Taiwan to launch stimulus coupons

Taiwan’s coronavirus success and its global donations have led to a rise in patriotic pride and hopes of a greater international standing, according to the Financial Times.

Two hundred Hong Kong protesters came to Taiwan last year to immigrate, but only 20 had their applications accepted. This is understandably a sensitive situation so details of the protesters’ cases have not been publicized by the authorities.

Several nations like Greece and Japan have announced plans for travel bubbles to allow visitors from selected countries with low coronavirus cases, but it’s disappointing Taiwan is not being included for now. One place where Taiwanese can travel to without going through 14-day quarantine from July 1 is Guam.

Taiwan saw zero coronavirus cases on Wednesday, June 3, so total cases remain at 443, with seven deaths. There have been no locally-transmitted cases for 52 straight days.


Taiwan will launch stimulus consumer coupons in July for the public, which will be sold for NT$1000 (US$33) and have a value of NT$3000 (US$100).


Taiwanese tech companies are moving back and opening new factories as part of a government reshoring initiative. Since 2019, the initiative has attracted over NT$760 billion (US$25 billion) in investment.

Taiwan can build on its coronavirus success to power up its economy, with advanced technology in health and big data.

Taiwan has lowered its GDP forecast for this year to 1.67 percent, down from 2.37 percent.


Taiwan is looking to buy a coastal missile system and Harpoon missiles from the US to beef up its coastal defences, while a new advanced jet trainer will have its first test flight in June.

Taiwan’s Coast Guard launched the first of four 4,000-ton frigates, which can also be outfitted for defence during attack by enemy nations.

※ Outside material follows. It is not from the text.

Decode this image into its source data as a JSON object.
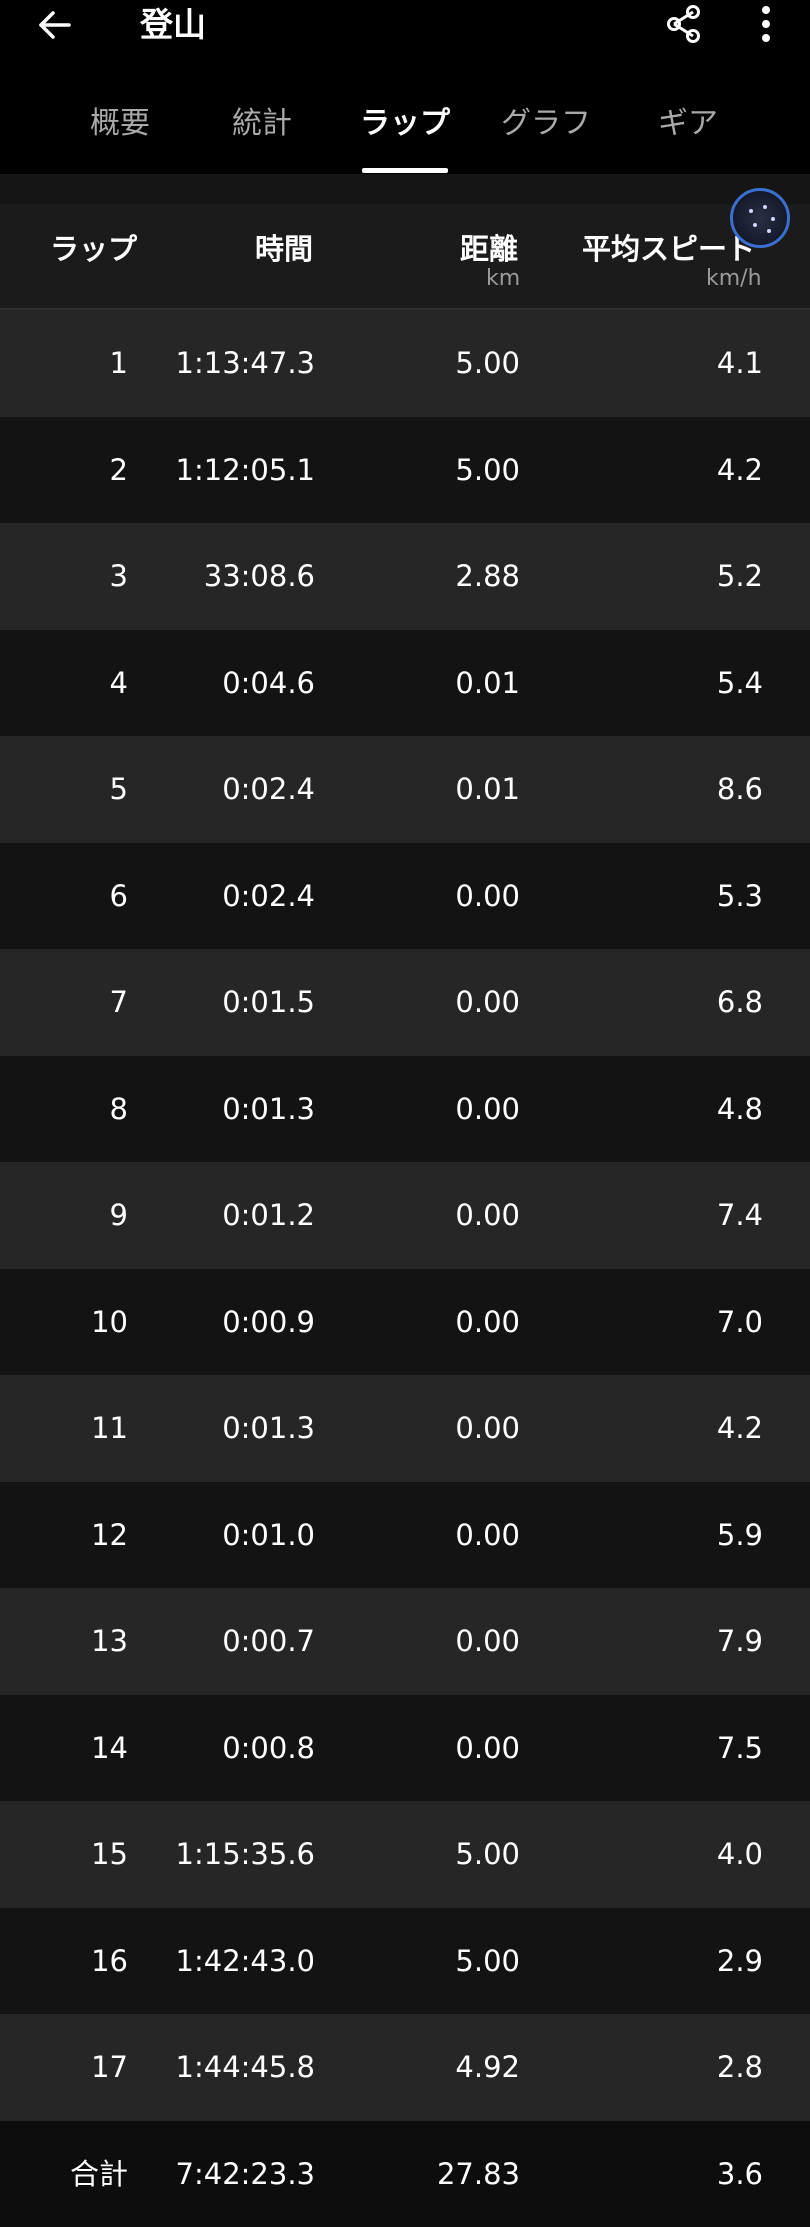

The locally-built “Chiayi” carries one helicopter and professional-grade medical facilities.

Given the precarious situation in the region, Taiwan should offer to let US warships dock at its facilities.


Here’s the history of how Eslite came into being.

BBC looks at Taiwan solved its garbage problem to become one of the world’s top recycling nations.